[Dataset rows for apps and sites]
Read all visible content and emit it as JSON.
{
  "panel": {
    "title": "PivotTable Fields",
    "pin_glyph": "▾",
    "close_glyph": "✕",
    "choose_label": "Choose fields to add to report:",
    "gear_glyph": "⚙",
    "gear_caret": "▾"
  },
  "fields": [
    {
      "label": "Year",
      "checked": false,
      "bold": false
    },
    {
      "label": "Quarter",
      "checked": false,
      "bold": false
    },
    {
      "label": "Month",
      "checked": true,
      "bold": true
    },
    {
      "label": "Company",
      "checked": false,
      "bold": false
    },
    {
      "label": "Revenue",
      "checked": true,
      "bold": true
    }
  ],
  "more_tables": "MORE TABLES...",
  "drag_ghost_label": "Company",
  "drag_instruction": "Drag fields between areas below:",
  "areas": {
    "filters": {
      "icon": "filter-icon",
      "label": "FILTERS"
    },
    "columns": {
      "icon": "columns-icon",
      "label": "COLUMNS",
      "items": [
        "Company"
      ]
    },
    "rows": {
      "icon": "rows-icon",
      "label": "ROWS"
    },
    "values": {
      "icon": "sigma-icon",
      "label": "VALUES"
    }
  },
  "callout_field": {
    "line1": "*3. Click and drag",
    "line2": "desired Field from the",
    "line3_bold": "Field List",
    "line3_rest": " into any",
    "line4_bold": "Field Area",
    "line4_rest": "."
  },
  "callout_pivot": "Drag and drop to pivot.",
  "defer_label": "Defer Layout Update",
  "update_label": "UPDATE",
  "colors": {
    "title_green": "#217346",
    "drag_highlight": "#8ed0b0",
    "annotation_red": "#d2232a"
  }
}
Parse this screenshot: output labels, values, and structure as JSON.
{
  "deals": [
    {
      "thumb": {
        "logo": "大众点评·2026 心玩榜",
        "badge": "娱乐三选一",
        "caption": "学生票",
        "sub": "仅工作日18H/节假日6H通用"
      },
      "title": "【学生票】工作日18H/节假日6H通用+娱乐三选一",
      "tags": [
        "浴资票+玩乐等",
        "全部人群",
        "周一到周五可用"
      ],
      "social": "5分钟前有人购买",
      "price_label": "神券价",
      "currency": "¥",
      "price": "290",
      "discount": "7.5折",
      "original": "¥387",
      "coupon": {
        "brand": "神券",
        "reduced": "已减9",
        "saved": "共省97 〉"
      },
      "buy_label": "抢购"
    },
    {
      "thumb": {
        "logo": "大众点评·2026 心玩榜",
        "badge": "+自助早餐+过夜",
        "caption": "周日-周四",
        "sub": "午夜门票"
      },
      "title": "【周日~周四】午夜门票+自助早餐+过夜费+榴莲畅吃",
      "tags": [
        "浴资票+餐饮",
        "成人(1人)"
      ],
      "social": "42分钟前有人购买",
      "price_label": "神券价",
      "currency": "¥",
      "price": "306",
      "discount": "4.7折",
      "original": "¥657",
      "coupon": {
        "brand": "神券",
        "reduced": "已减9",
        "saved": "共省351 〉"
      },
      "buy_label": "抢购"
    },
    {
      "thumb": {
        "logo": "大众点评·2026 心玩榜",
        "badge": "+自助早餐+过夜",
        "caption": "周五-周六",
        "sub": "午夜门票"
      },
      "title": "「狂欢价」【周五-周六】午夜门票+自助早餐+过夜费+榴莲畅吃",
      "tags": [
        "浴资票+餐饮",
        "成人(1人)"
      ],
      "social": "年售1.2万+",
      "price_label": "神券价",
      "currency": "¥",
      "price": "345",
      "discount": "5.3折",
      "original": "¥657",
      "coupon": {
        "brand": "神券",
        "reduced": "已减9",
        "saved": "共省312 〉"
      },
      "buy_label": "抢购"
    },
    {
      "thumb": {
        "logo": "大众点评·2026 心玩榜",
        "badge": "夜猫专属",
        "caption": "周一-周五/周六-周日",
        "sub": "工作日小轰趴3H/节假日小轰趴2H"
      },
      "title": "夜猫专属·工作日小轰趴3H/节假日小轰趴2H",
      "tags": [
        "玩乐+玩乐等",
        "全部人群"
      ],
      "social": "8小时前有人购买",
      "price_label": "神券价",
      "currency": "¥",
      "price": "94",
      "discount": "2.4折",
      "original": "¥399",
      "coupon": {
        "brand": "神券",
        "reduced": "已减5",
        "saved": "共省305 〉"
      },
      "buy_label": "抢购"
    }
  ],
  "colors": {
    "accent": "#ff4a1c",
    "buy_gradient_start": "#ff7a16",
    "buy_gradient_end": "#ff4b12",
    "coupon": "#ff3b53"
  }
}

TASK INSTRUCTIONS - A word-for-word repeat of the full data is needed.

YOUR SOLUTION -
Read all visible content and emit it as JSON.
{
  "panel": {
    "title": "PivotTable Fields",
    "pin_glyph": "▾",
    "close_glyph": "✕",
    "choose_label": "Choose fields to add to report:",
    "gear_glyph": "⚙",
    "gear_caret": "▾"
  },
  "fields": [
    {
      "label": "Year",
      "checked": false,
      "bold": false
    },
    {
      "label": "Quarter",
      "checked": false,
      "bold": false
    },
    {
      "label": "Month",
      "checked": true,
      "bold": true
    },
    {
      "label": "Company",
      "checked": false,
      "bold": false
    },
    {
      "label": "Revenue",
      "checked": true,
      "bold": true
    }
  ],
  "more_tables": "MORE TABLES...",
  "drag_ghost_label": "Company",
  "drag_instruction": "Drag fields between areas below:",
  "areas": {
    "filters": {
      "icon": "filter-icon",
      "label": "FILTERS"
    },
    "columns": {
      "icon": "columns-icon",
      "label": "COLUMNS",
      "items": [
        "Company"
      ]
    },
    "rows": {
      "icon": "rows-icon",
      "label": "ROWS"
    },
    "values": {
      "icon": "sigma-icon",
      "label": "VALUES"
    }
  },
  "callout_field": {
    "line1": "*3. Click and drag",
    "line2": "desired Field from the",
    "line3_bold": "Field List",
    "line3_rest": " into any",
    "line4_bold": "Field Area",
    "line4_rest": "."
  },
  "callout_pivot": "Drag and drop to pivot.",
  "defer_label": "Defer Layout Update",
  "update_label": "UPDATE",
  "colors": {
    "title_green": "#217346",
    "drag_highlight": "#8ed0b0",
    "annotation_red": "#d2232a"
  }
}
Parse this screenshot: output labels, values, and structure as JSON.
{
  "deals": [
    {
      "thumb": {
        "logo": "大众点评·2026 心玩榜",
        "badge": "娱乐三选一",
        "caption": "学生票",
        "sub": "仅工作日18H/节假日6H通用"
      },
      "title": "【学生票】工作日18H/节假日6H通用+娱乐三选一",
      "tags": [
        "浴资票+玩乐等",
        "全部人群",
        "周一到周五可用"
      ],
      "social": "5分钟前有人购买",
      "price_label": "神券价",
      "currency": "¥",
      "price": "290",
      "discount": "7.5折",
      "original": "¥387",
      "coupon": {
        "brand": "神券",
        "reduced": "已减9",
        "saved": "共省97 〉"
      },
      "buy_label": "抢购"
    },
    {
      "thumb": {
        "logo": "大众点评·2026 心玩榜",
        "badge": "+自助早餐+过夜",
        "caption": "周日-周四",
        "sub": "午夜门票"
      },
      "title": "【周日~周四】午夜门票+自助早餐+过夜费+榴莲畅吃",
      "tags": [
        "浴资票+餐饮",
        "成人(1人)"
      ],
      "social": "42分钟前有人购买",
      "price_label": "神券价",
      "currency": "¥",
      "price": "306",
      "discount": "4.7折",
      "original": "¥657",
      "coupon": {
        "brand": "神券",
        "reduced": "已减9",
        "saved": "共省351 〉"
      },
      "buy_label": "抢购"
    },
    {
      "thumb": {
        "logo": "大众点评·2026 心玩榜",
        "badge": "+自助早餐+过夜",
        "caption": "周五-周六",
        "sub": "午夜门票"
      },
      "title": "「狂欢价」【周五-周六】午夜门票+自助早餐+过夜费+榴莲畅吃",
      "tags": [
        "浴资票+餐饮",
        "成人(1人)"
      ],
      "social": "年售1.2万+",
      "price_label": "神券价",
      "currency": "¥",
      "price": "345",
      "discount": "5.3折",
      "original": "¥657",
      "coupon": {
        "brand": "神券",
        "reduced": "已减9",
        "saved": "共省312 〉"
      },
      "buy_label": "抢购"
    },
    {
      "thumb": {
        "logo": "大众点评·2026 心玩榜",
        "badge": "夜猫专属",
        "caption": "周一-周五/周六-周日",
        "sub": "工作日小轰趴3H/节假日小轰趴2H"
      },
      "title": "夜猫专属·工作日小轰趴3H/节假日小轰趴2H",
      "tags": [
        "玩乐+玩乐等",
        "全部人群"
      ],
      "social": "8小时前有人购买",
      "price_label": "神券价",
      "currency": "¥",
      "price": "94",
      "discount": "2.4折",
      "original": "¥399",
      "coupon": {
        "brand": "神券",
        "reduced": "已减5",
        "saved": "共省305 〉"
      },
      "buy_label": "抢购"
    }
  ],
  "colors": {
    "accent": "#ff4a1c",
    "buy_gradient_start": "#ff7a16",
    "buy_gradient_end": "#ff4b12",
    "coupon": "#ff3b53"
  }
}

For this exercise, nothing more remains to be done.